After enduring more than a year of criticism, Facebook is making major changes to the way it enforces its real name policy. Starting today, Facebook users will notice a new system for reporting fake names along with a new system for responding to those reports. The system now includes specific support channels for LGBTQ issues, non-Western names, and instances of stalking or abuse. The new system will deploy in the United States immediately, expanding internationally depending on feedback from the US rollout.
First described in October, the new system is designed to filter out the majority of false reports up front, then devote more human attention to the complaints that do get through. "We recognize that it’s also important that this policy works for everyone," the company wrote in a post, "especially for communities who are marginalized or face discrimination."
Screens from the new appeal process
To do that, the new system first requires more information when reporting someone for using false name, offering separate options for impostors, fictional characters, or simply unexpected names. Once that report is filed, the user in question will be notified and have a week to respond before any action is taken. Facebook has also built out a specialized support team devoted to helping users through the process, providing personal attention to what has historically been a more mechanical process.
Facebook is quick to note that the new system doesn’t reflect a change in the real name policy itself, and users will still be required to use the same name on Facebook that they use in real life. Still, Facebook is betting that the new process will address many of the concerns and open the door to more improvements in the future. "Throughout this process, we will continue our ongoing conversations with the Facebook community so they can share their thoughts on improvements they’d like to see," the company said in its official post.
Adding human oversight
Facebook has drawn criticism from a number of false account flagging incidents, most notably after the company disabled the accounts of a number of San Francisco drag queens in 2014. Most high-profile suspensions have been quickly lifted once brought to Facebook’s attention, but they raised larger concerns about how less press-savvy users might navigate the system. Facebook consulted with a number of gay rights groups while developing the new system, including Human Rights Campaign and GLAAD. It’s too early to tell how the new system would handle many of the high-profile cases from the past year, but adding human oversight to the mix should give Facebook the chance to resolve issues without cutting off access entirely.
The real name policy has also presented problems in cases of stalking and abuse, although those instances have received less press coverage. Targets of sustained abuse sometimes avoid using their legal names for privacy reasons, but until now there’s been little guidance for how to square that practice with Facebook’s policy. In the worst cases, the old system could lead to inadvertent doxxing if a user sent in a driver’s license only to have their account automatically switched to their legal name. To avoid that, the new system adds a Name Verification step, showing reported users exactly how their name will appear on Facebook before making any changes.
"Setting up an appeal mechanism is no small feat."
Some of Facebook's most prominent critics have already applauded the change — including Access Now, which criticized the real name policy as part of the Nameless Coalition earlier this year.
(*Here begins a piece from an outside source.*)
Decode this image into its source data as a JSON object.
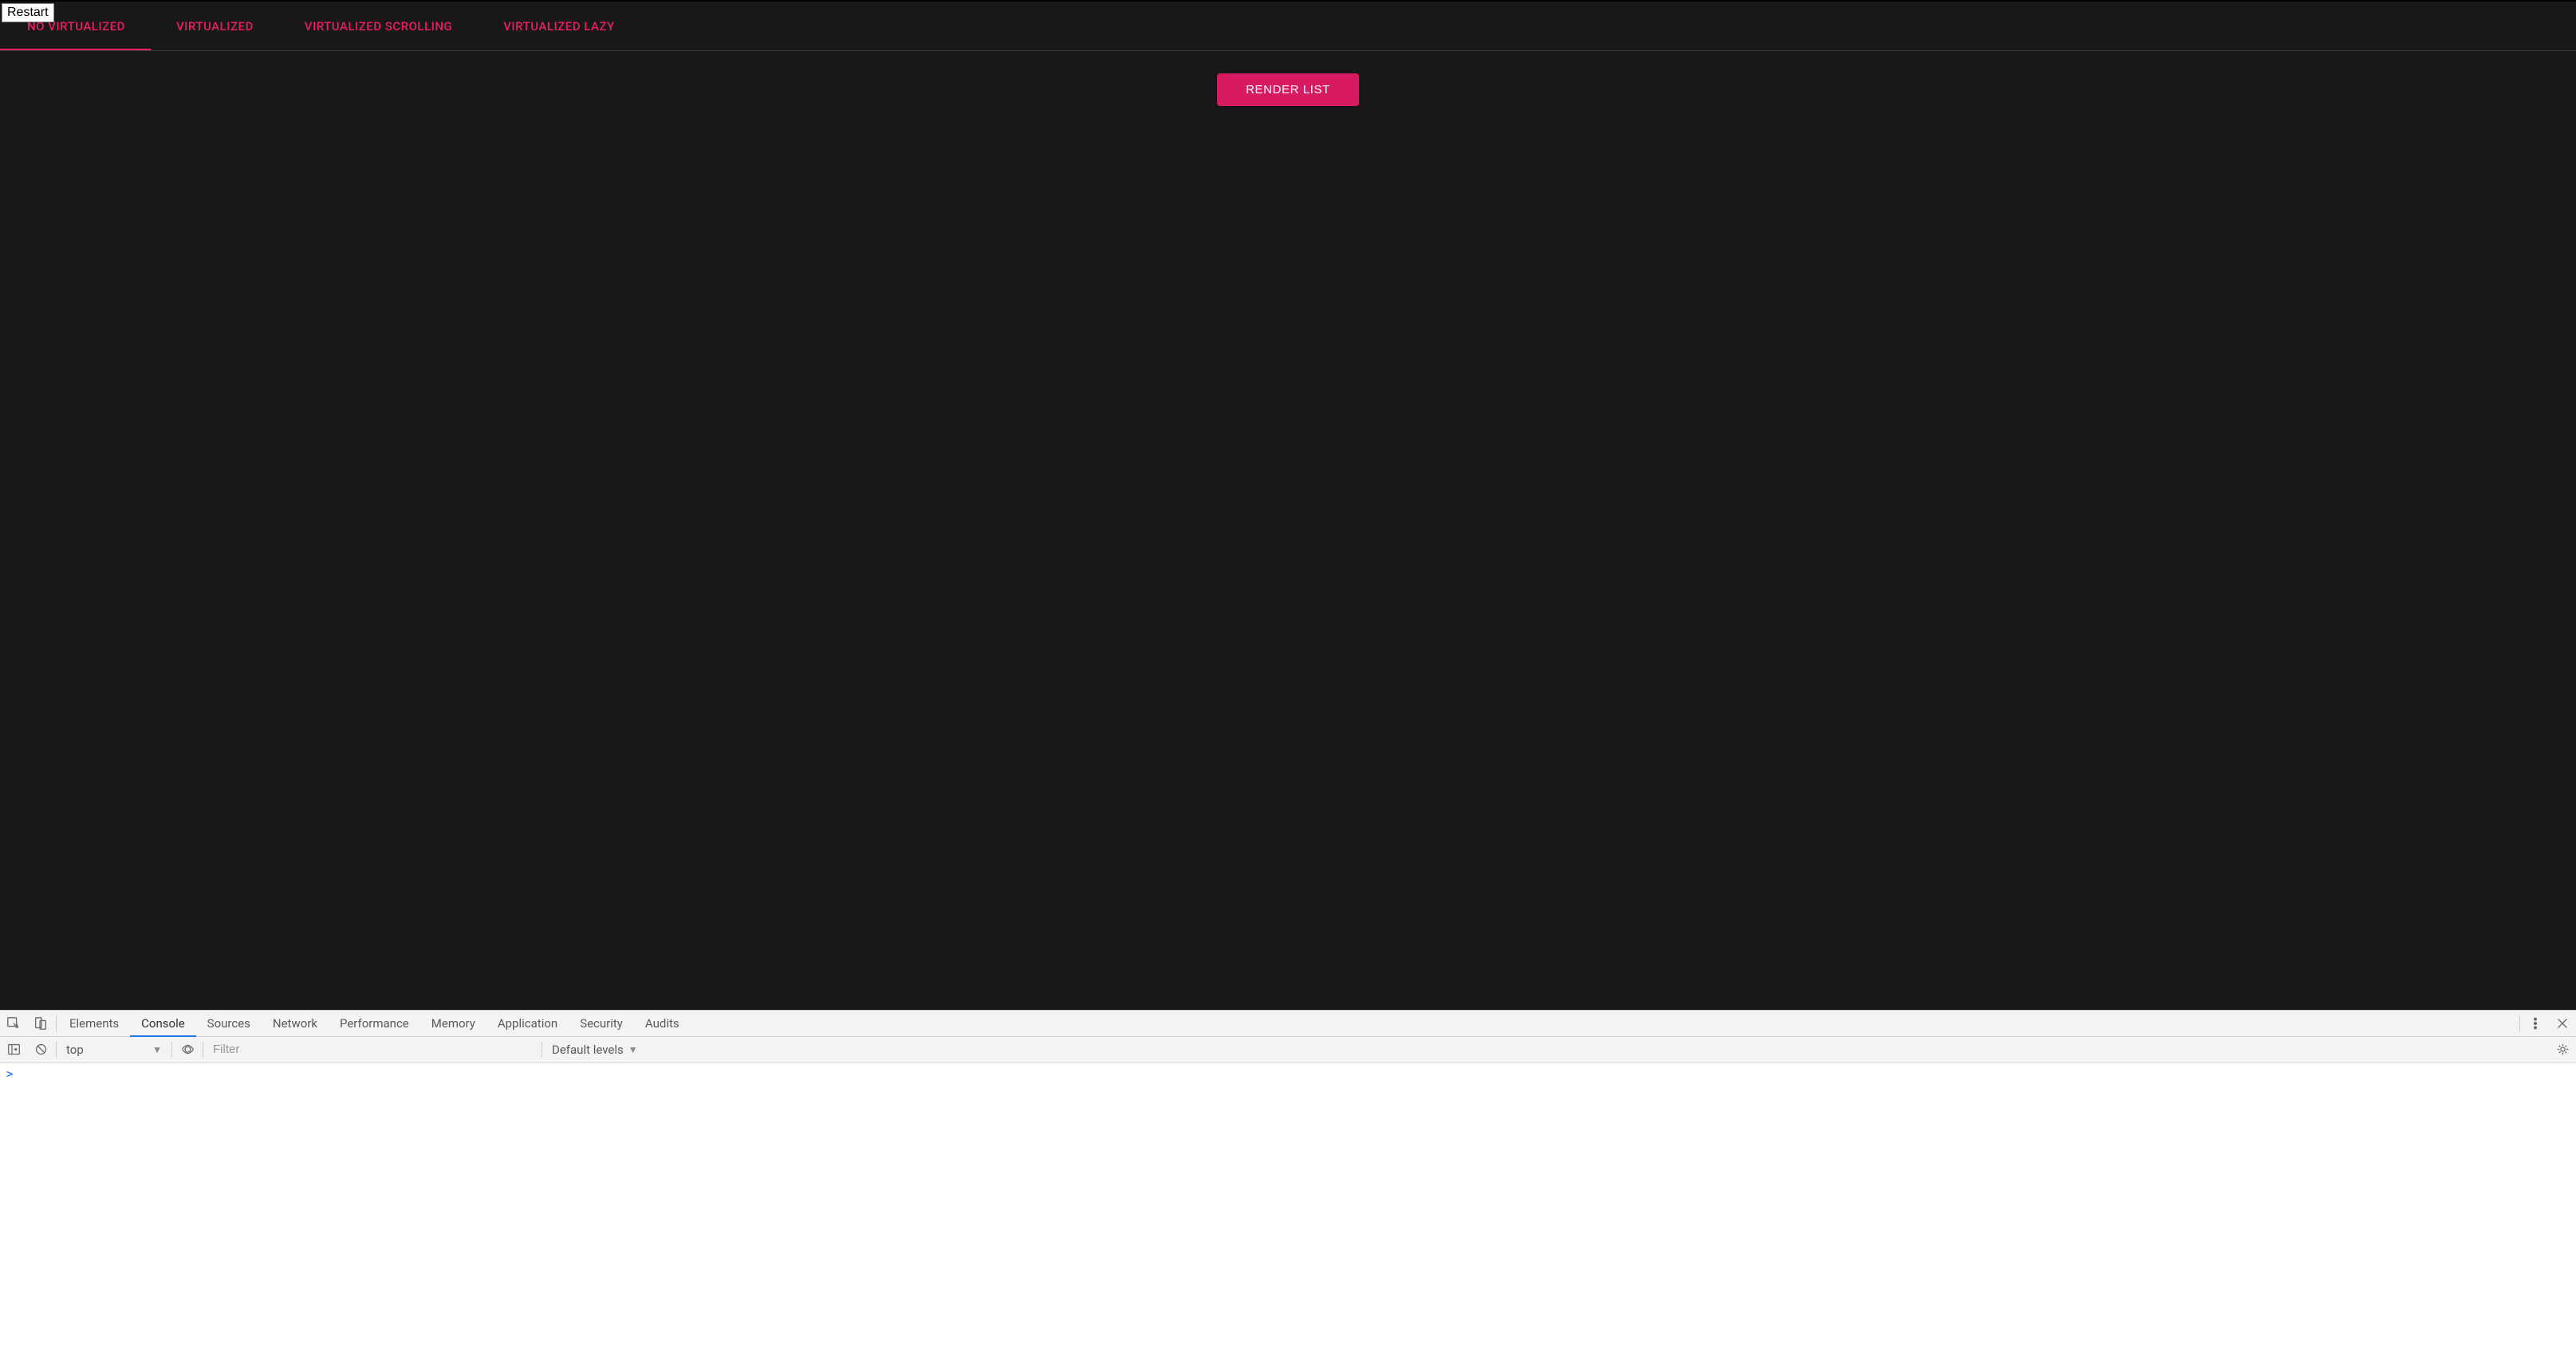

In particular, Access said the changes could dampen politically motivated brigade reporting in many countries, and encouraged a global rollout as soon as possible. "Adversaries will have to actually put some effort into abusing the platform, rather than just clicking the first button that pops up," the group said in a statement. "Setting up an appeal mechanism is no small feat, and we encourage Facebook to make this process as transparent as possible and invite input from a range of stakeholders to provide input on its design."
Notably, the new changes also don’t address the forms of identification Facebook uses to verify a person’s name. Facebook’s policy asks for "the name you use in real life" rather than a user’s legal name, but because verification requires third-party documents that often derive from a person's legal name — like a school ID or utility bill — there’s often little difference in practice. Still, Facebook is hoping to create more flexibility in the process in the future, seeking out new forms of ID that the system can verify users without opening the door to abuse. "We want to create the best experience that we can for everyone," the post reads, "and we will continue to make improvements until everyone can use the name that their friends and family know them by."
1:20PM ET: An earlier version of this post claimed that Facebook required state-issued IDs for verification. In fact, the service allows for non-government IDs to be used in the process. The Verge regrets the error.